HM: Baby is such a great trope of the classic writer. White, male, womanizing. Yet you do a wonderful job of unraveling him, crushing the trope, not giving him the grandeur many before you would. Was it important for you to give this classic story a new kind of ending?
FP: Yes! I’m happy you feel that way. Of course, he is disgusting, but I do love him. Maybe love is the wrong word, but there were moments I really wanted to reveal a side of him that was more naive and helpless, not because I think an abuser can be redeemed in a moment of softness but because real life abusers are people. Sometimes they can be funny or truly loving or situationally good, etc., but the damage has still been done. I think if he were pure evil the whole time then the story would only have to be a page long.
HML: The frailty of memory is present throughout the novel. Hilary constantly confuses the memory of her life with stories she’s read or been told. She recalls moments with her sister but is unsure they ever happened. In some ways, this makes her an unreliable narrator, and there were moments where I questioned whether she really knew what happened. This made me uncomfortable when I compared it to real life, when public figures are shown to be insincere, the public debate is always: Are you sure? How do you think your novel fits into our current cultural landscape? And what do you hope Hilary adds to the conversation?
FP: That’s interesting, I hadn’t thought of it that way. I agree Hillary’s memories are quite confused, and often she doesn’t trust herself.
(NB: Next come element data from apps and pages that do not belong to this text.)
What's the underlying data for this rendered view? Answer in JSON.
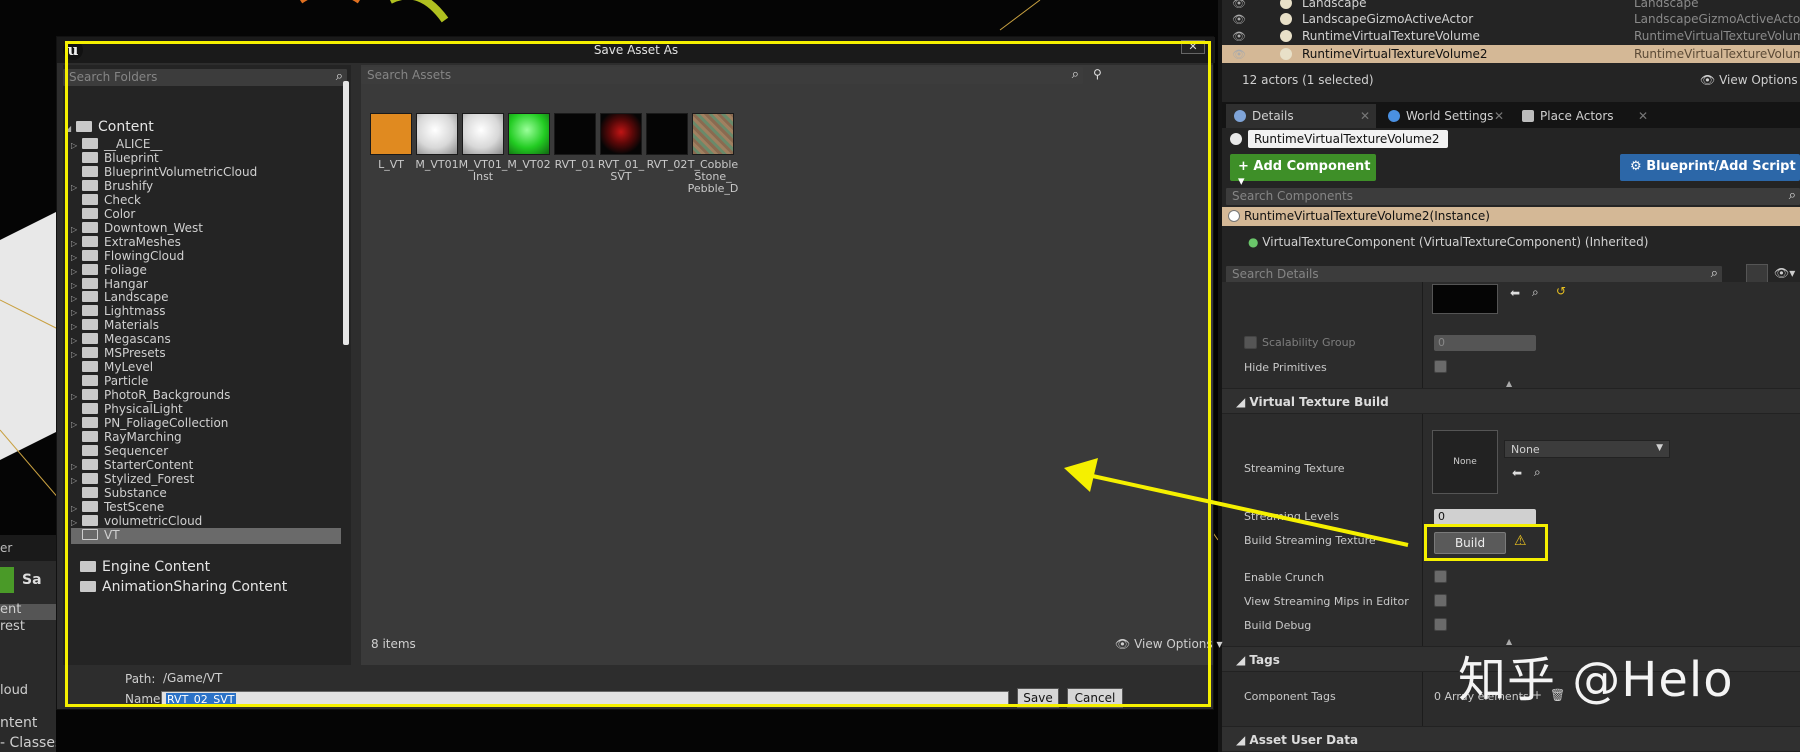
{
  "dialog": {
    "title": "Save Asset As",
    "folder_search_placeholder": "Search Folders",
    "asset_search_placeholder": "Search Assets",
    "folders": [
      {
        "label": "Content",
        "root": true
      },
      {
        "label": "__ALICE__"
      },
      {
        "label": "Blueprint"
      },
      {
        "label": "BlueprintVolumetricCloud"
      },
      {
        "label": "Brushify"
      },
      {
        "label": "Check"
      },
      {
        "label": "Color"
      },
      {
        "label": "Downtown_West"
      },
      {
        "label": "ExtraMeshes"
      },
      {
        "label": "FlowingCloud"
      },
      {
        "label": "Foliage"
      },
      {
        "label": "Hangar"
      },
      {
        "label": "Landscape"
      },
      {
        "label": "Lightmass"
      },
      {
        "label": "Materials"
      },
      {
        "label": "Megascans"
      },
      {
        "label": "MSPresets"
      },
      {
        "label": "MyLevel"
      },
      {
        "label": "Particle"
      },
      {
        "label": "PhotoR_Backgrounds"
      },
      {
        "label": "PhysicalLight"
      },
      {
        "label": "PN_FoliageCollection"
      },
      {
        "label": "RayMarching"
      },
      {
        "label": "Sequencer"
      },
      {
        "label": "StarterContent"
      },
      {
        "label": "Stylized_Forest"
      },
      {
        "label": "Substance"
      },
      {
        "label": "TestScene"
      },
      {
        "label": "volumetricCloud"
      },
      {
        "label": "VT"
      },
      {
        "label": "Engine Content",
        "root": true
      },
      {
        "label": "AnimationSharing Content",
        "root": true
      }
    ],
    "assets": [
      {
        "label": "L_VT"
      },
      {
        "label": "M_VT01"
      },
      {
        "label": "M_VT01_\nInst"
      },
      {
        "label": "M_VT02"
      },
      {
        "label": "RVT_01"
      },
      {
        "label": "RVT_01_\nSVT"
      },
      {
        "label": "RVT_02"
      },
      {
        "label": "T_Cobble\nStone_\nPebble_D"
      }
    ],
    "items_count": "8 items",
    "view_options": "View Options",
    "path_label": "Path:",
    "path_value": "/Game/VT",
    "name_label": "Name:",
    "name_value": "RVT_02_SVT",
    "save_label": "Save",
    "cancel_label": "Cancel",
    "close_label": "✕"
  },
  "outliner": {
    "rows": [
      {
        "name": "Landscape",
        "type": "Landscape"
      },
      {
        "name": "LandscapeGizmoActiveActor",
        "type": "LandscapeGizmoActiveActor"
      },
      {
        "name": "RuntimeVirtualTextureVolume",
        "type": "RuntimeVirtualTextureVolum"
      },
      {
        "name": "RuntimeVirtualTextureVolume2",
        "type": "RuntimeVirtualTextureVolum"
      }
    ],
    "actor_count": "12 actors (1 selected)",
    "view_options": "View Options"
  },
  "details": {
    "tabs": [
      "Details",
      "World Settings",
      "Place Actors"
    ],
    "actor_name": "RuntimeVirtualTextureVolume2",
    "add_component": "+ Add Component",
    "blueprint_script": "Blueprint/Add Script",
    "search_components_placeholder": "Search Components",
    "instance_label": "RuntimeVirtualTextureVolume2(Instance)",
    "inherited_label": "VirtualTextureComponent (VirtualTextureComponent) (Inherited)",
    "search_details_placeholder": "Search Details",
    "scalability_group": "Scalability Group",
    "scalability_value": "0",
    "hide_primitives": "Hide Primitives",
    "section_vt_build": "Virtual Texture Build",
    "streaming_texture": "Streaming Texture",
    "streaming_texture_thumb": "None",
    "streaming_texture_value": "None",
    "streaming_levels": "Streaming Levels",
    "streaming_levels_value": "0",
    "build_streaming_texture": "Build Streaming Texture",
    "build_label": "Build",
    "build_warning": "⚠",
    "enable_crunch": "Enable Crunch",
    "view_streaming_mips": "View Streaming Mips in Editor",
    "build_debug": "Build Debug",
    "section_tags": "Tags",
    "component_tags": "Component Tags",
    "component_tags_value": "0 Array elements",
    "section_asset_user_data": "Asset User Data"
  },
  "left_browser": {
    "tab_label": "er",
    "save_label": "Sa",
    "rows": [
      "ent",
      "rest",
      "loud",
      "ntent",
      "- Classes"
    ]
  },
  "watermark": "知乎 @Helo",
  "colors": {
    "highlight": "#f5f000",
    "selection": "#d4b896",
    "add_component": "#3e8f28",
    "blueprint": "#2c67a8"
  }
}
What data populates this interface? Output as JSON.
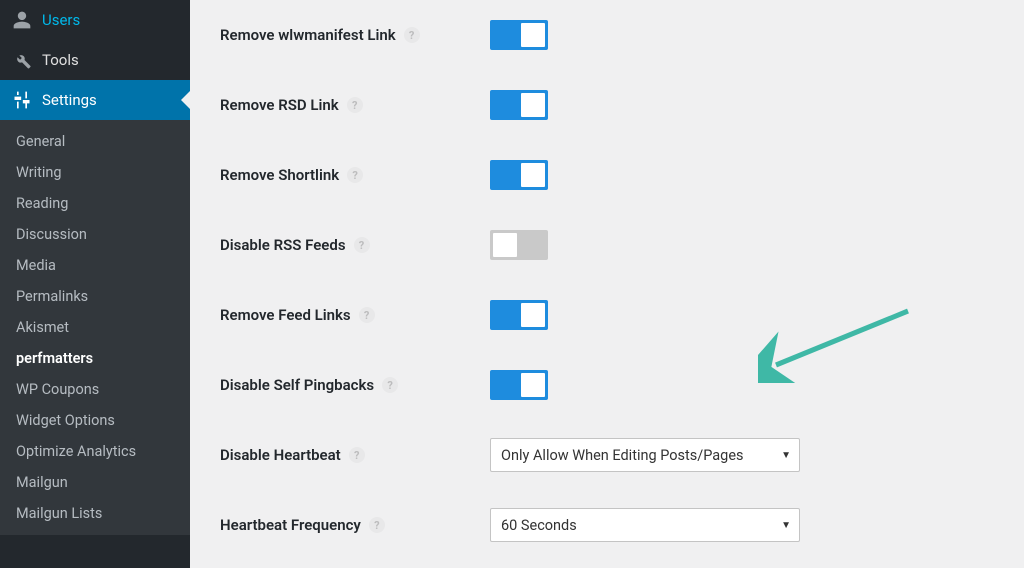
{
  "sidebar": {
    "top_items": [
      {
        "label": "Users",
        "icon": "users-icon"
      },
      {
        "label": "Tools",
        "icon": "tools-icon"
      },
      {
        "label": "Settings",
        "icon": "settings-icon"
      }
    ],
    "submenu": [
      "General",
      "Writing",
      "Reading",
      "Discussion",
      "Media",
      "Permalinks",
      "Akismet",
      "perfmatters",
      "WP Coupons",
      "Widget Options",
      "Optimize Analytics",
      "Mailgun",
      "Mailgun Lists"
    ],
    "submenu_current_index": 7
  },
  "rows": [
    {
      "label": "Remove wlwmanifest Link",
      "type": "toggle",
      "state": "on"
    },
    {
      "label": "Remove RSD Link",
      "type": "toggle",
      "state": "on"
    },
    {
      "label": "Remove Shortlink",
      "type": "toggle",
      "state": "on"
    },
    {
      "label": "Disable RSS Feeds",
      "type": "toggle",
      "state": "off"
    },
    {
      "label": "Remove Feed Links",
      "type": "toggle",
      "state": "on"
    },
    {
      "label": "Disable Self Pingbacks",
      "type": "toggle",
      "state": "on"
    },
    {
      "label": "Disable Heartbeat",
      "type": "select",
      "value": "Only Allow When Editing Posts/Pages"
    },
    {
      "label": "Heartbeat Frequency",
      "type": "select",
      "value": "60 Seconds"
    }
  ],
  "colors": {
    "accent": "#0073aa",
    "toggle_on": "#1e8cde",
    "toggle_off": "#c9c9c9",
    "arrow": "#3fb8a6"
  }
}
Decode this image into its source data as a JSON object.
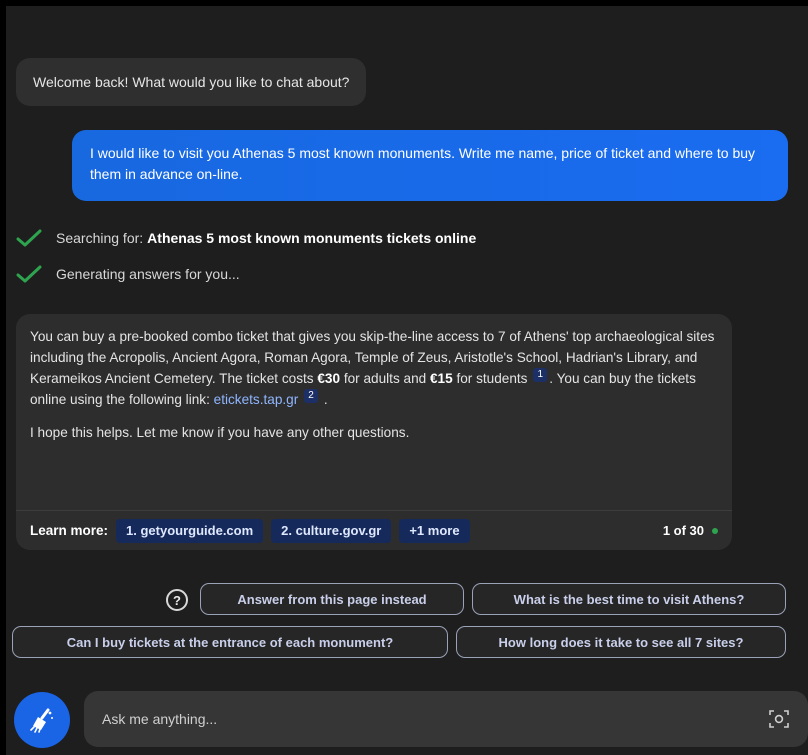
{
  "chat": {
    "welcome": "Welcome back! What would you like to chat about?",
    "user_message": "I would like to visit you Athenas 5 most known monuments. Write me name, price of ticket and where to buy them in advance on-line.",
    "status": [
      {
        "prefix": "Searching for:",
        "bold": "Athenas 5 most known monuments tickets online"
      },
      {
        "prefix": "Generating answers for you...",
        "bold": ""
      }
    ],
    "answer": {
      "p1_part1": "You can buy a pre-booked combo ticket that gives you skip-the-line access to 7 of Athens' top archaeological sites including the Acropolis, Ancient Agora, Roman Agora, Temple of Zeus, Aristotle's School, Hadrian's Library, and Kerameikos Ancient Cemetery. The ticket costs ",
      "price_adult": "€30",
      "p1_part2": " for adults and ",
      "price_student": "€15",
      "p1_part3": " for students",
      "cite1": "1",
      "p1_part4": ". You can buy the tickets online using the following link: ",
      "link": "etickets.tap.gr",
      "cite2": "2",
      "p1_part5": ".",
      "p2": "I hope this helps. Let me know if you have any other questions."
    },
    "learn_more": {
      "label": "Learn more:",
      "sources": [
        "1. getyourguide.com",
        "2. culture.gov.gr",
        "+1 more"
      ],
      "counter": "1 of 30"
    }
  },
  "suggestions": {
    "help_glyph": "?",
    "items": [
      "Answer from this page instead",
      "What is the best time to visit Athens?",
      "Can I buy tickets at the entrance of each monument?",
      "How long does it take to see all 7 sites?"
    ]
  },
  "input": {
    "placeholder": "Ask me anything..."
  },
  "colors": {
    "user_bubble": "#1a6cf0",
    "check_green": "#2ea44f",
    "source_chip": "#15295a",
    "broom_button": "#1a64e6"
  },
  "icons": {
    "status": "check-icon",
    "help": "help-icon",
    "input": "camera-icon",
    "new_topic": "broom-icon"
  }
}
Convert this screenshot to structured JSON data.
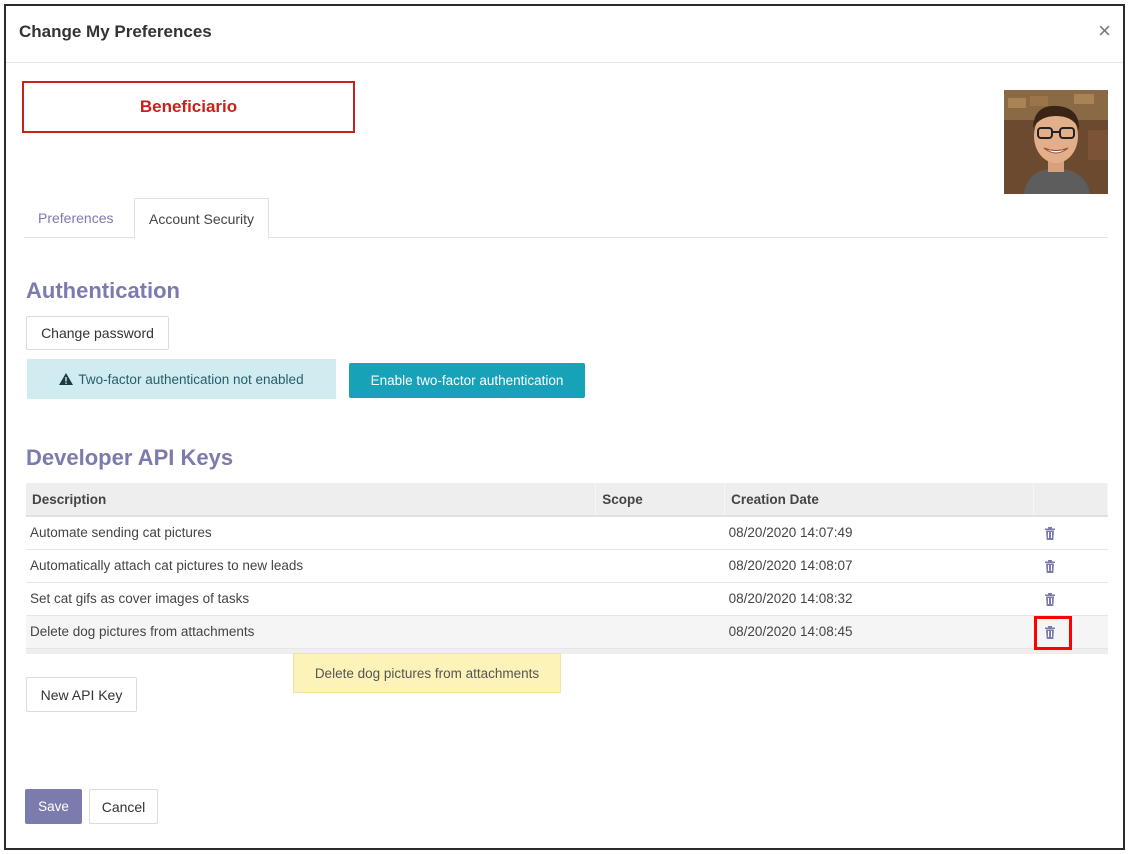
{
  "dialog": {
    "title": "Change My Preferences",
    "close_glyph": "×"
  },
  "user": {
    "name": "Beneficiario"
  },
  "tabs": [
    {
      "label": "Preferences"
    },
    {
      "label": "Account Security"
    }
  ],
  "authentication": {
    "heading": "Authentication",
    "change_password_label": "Change password",
    "alert_text": "Two-factor authentication not enabled",
    "enable_2fa_label": "Enable two-factor authentication"
  },
  "api_keys": {
    "heading": "Developer API Keys",
    "columns": [
      "Description",
      "Scope",
      "Creation Date",
      ""
    ],
    "rows": [
      {
        "description": "Automate sending cat pictures",
        "scope": "",
        "created": "08/20/2020 14:07:49"
      },
      {
        "description": "Automatically attach cat pictures to new leads",
        "scope": "",
        "created": "08/20/2020 14:08:07"
      },
      {
        "description": "Set cat gifs as cover images of tasks",
        "scope": "",
        "created": "08/20/2020 14:08:32"
      },
      {
        "description": "Delete dog pictures from attachments",
        "scope": "",
        "created": "08/20/2020 14:08:45"
      }
    ],
    "tooltip": "Delete dog pictures from attachments",
    "new_key_label": "New API Key"
  },
  "footer": {
    "save_label": "Save",
    "cancel_label": "Cancel"
  },
  "colors": {
    "accent": "#7c7bad",
    "teal": "#17a2b8",
    "alert_bg": "#d1ecf1",
    "highlight": "#ff0000",
    "name_red": "#c8211b"
  },
  "icons": {
    "trash": "trash-icon",
    "warning": "warning-icon",
    "close": "close-icon"
  }
}
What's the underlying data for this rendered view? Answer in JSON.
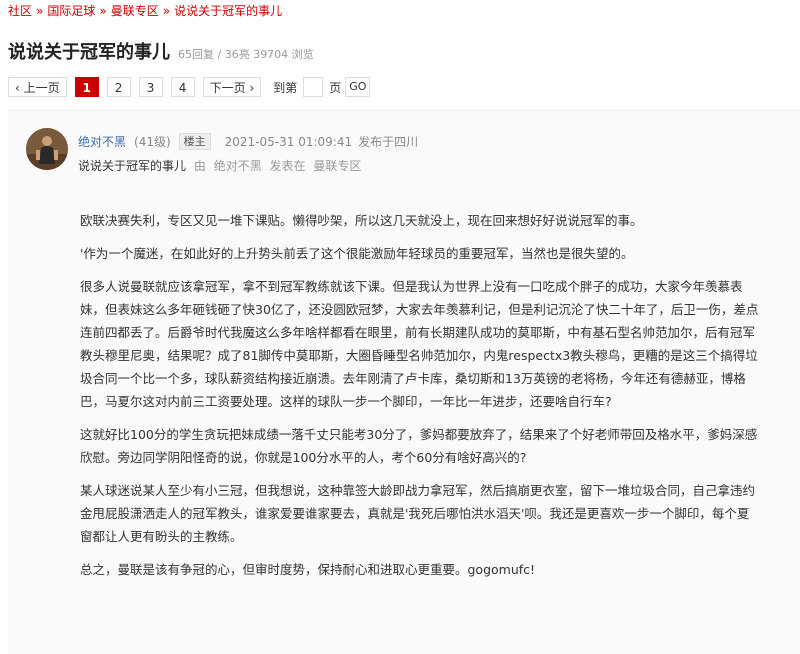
{
  "breadcrumb": [
    "社区",
    "国际足球",
    "曼联专区",
    "说说关于冠军的事儿"
  ],
  "breadcrumb_sep": "»",
  "thread": {
    "title": "说说关于冠军的事儿",
    "stats": "65回复 / 36亮 39704 浏览"
  },
  "pager": {
    "prev": "‹ 上一页",
    "pages": [
      "1",
      "2",
      "3",
      "4"
    ],
    "active": "1",
    "next": "下一页 ›",
    "goto_label": "到第",
    "page_unit": "页",
    "go": "GO"
  },
  "post": {
    "username": "绝对不黑",
    "level": "(41级)",
    "floor_tag": "楼主",
    "datetime": "2021-05-31 01:09:41",
    "location": "发布于四川",
    "subject": "说说关于冠军的事儿",
    "by": "由",
    "author": "绝对不黑",
    "posted_in": "发表在",
    "forum": "曼联专区",
    "paragraphs": [
      "欧联决赛失利，专区又见一堆下课贴。懒得吵架，所以这几天就没上，现在回来想好好说说冠军的事。",
      "'作为一个魔迷，在如此好的上升势头前丢了这个很能激励年轻球员的重要冠军，当然也是很失望的。",
      "很多人说曼联就应该拿冠军，拿不到冠军教练就该下课。但是我认为世界上没有一口吃成个胖子的成功，大家今年羡慕表妹，但表妹这么多年砸钱砸了快30亿了，还没圆欧冠梦，大家去年羡慕利记，但是利记沉沦了快二十年了，后卫一伤，差点连前四都丢了。后爵爷时代我魔这么多年啥样都看在眼里，前有长期建队成功的莫耶斯，中有基石型名帅范加尔，后有冠军教头穆里尼奥，结果呢？成了81脚传中莫耶斯，大圈昏睡型名帅范加尔，内鬼respectx3教头穆鸟，更糟的是这三个搞得垃圾合同一个比一个多，球队薪资结构接近崩溃。去年刚清了卢卡库，桑切斯和13万英镑的老将杨，今年还有德赫亚，博格巴，马夏尔这对内前三工资要处理。这样的球队一步一个脚印，一年比一年进步，还要啥自行车?",
      "这就好比100分的学生贪玩把妹成绩一落千丈只能考30分了，爹妈都要放弃了，结果来了个好老师带回及格水平，爹妈深感欣慰。旁边同学阴阳怪奇的说，你就是100分水平的人，考个60分有啥好高兴的?",
      "某人球迷说某人至少有小三冠，但我想说，这种靠签大龄即战力拿冠军，然后搞崩更衣室，留下一堆垃圾合同，自己拿违约金甩屁股潇洒走人的冠军教头，谁家爱要谁家要去，真就是'我死后哪怕洪水滔天'呗。我还是更喜欢一步一个脚印，每个夏窗都让人更有盼头的主教练。",
      "总之，曼联是该有争冠的心，但审时度势，保持耐心和进取心更重要。gogomufc!"
    ]
  }
}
The more I think about it the more I’m not sure what a character like her adds to the conversation, other than just one more example of how horribly complicated and unique every experience of trauma can be. There is often so much judgment cast on victims regarding why they handled things the way they did, why they didn’t leave, or tell, and so on. Hillary’s story felt important to me in that way… a demonstration of the sort of circling madness of trying to live and heal at the same time. I do think many readers will imagine there’s more to Hillary’s past than she’s willing to admit, and that’s something I really wanted, but kind of quietly and in the background.
HM: Thank you so much for taking the time, once again, to speak with me. I’m thrilled by this novel. I haven’t stopped thinking about it for a moment since I started reading, and I feel it will stick with me for a long time to come. As a final question, tell us, what’s next for Fawn Parker?
FP: Thank you for asking me such great questions! I’m so glad we got to talk again. What is next for Fawn Parker…my next novel is “on submission” right now, so we’ll have to see what happens with that. I feel extremely grateful to have enough stability in my writing and publishing life that I can take a breather right now, so maybe it’s time for me to learn how to be better at doing all of the other things a person has to do. I like the idea of taking a full year to only read and not write, but I don’t know if I could follow through with that. Thank you, Hannah!
Hannah Macready lives in Vancouver, BC.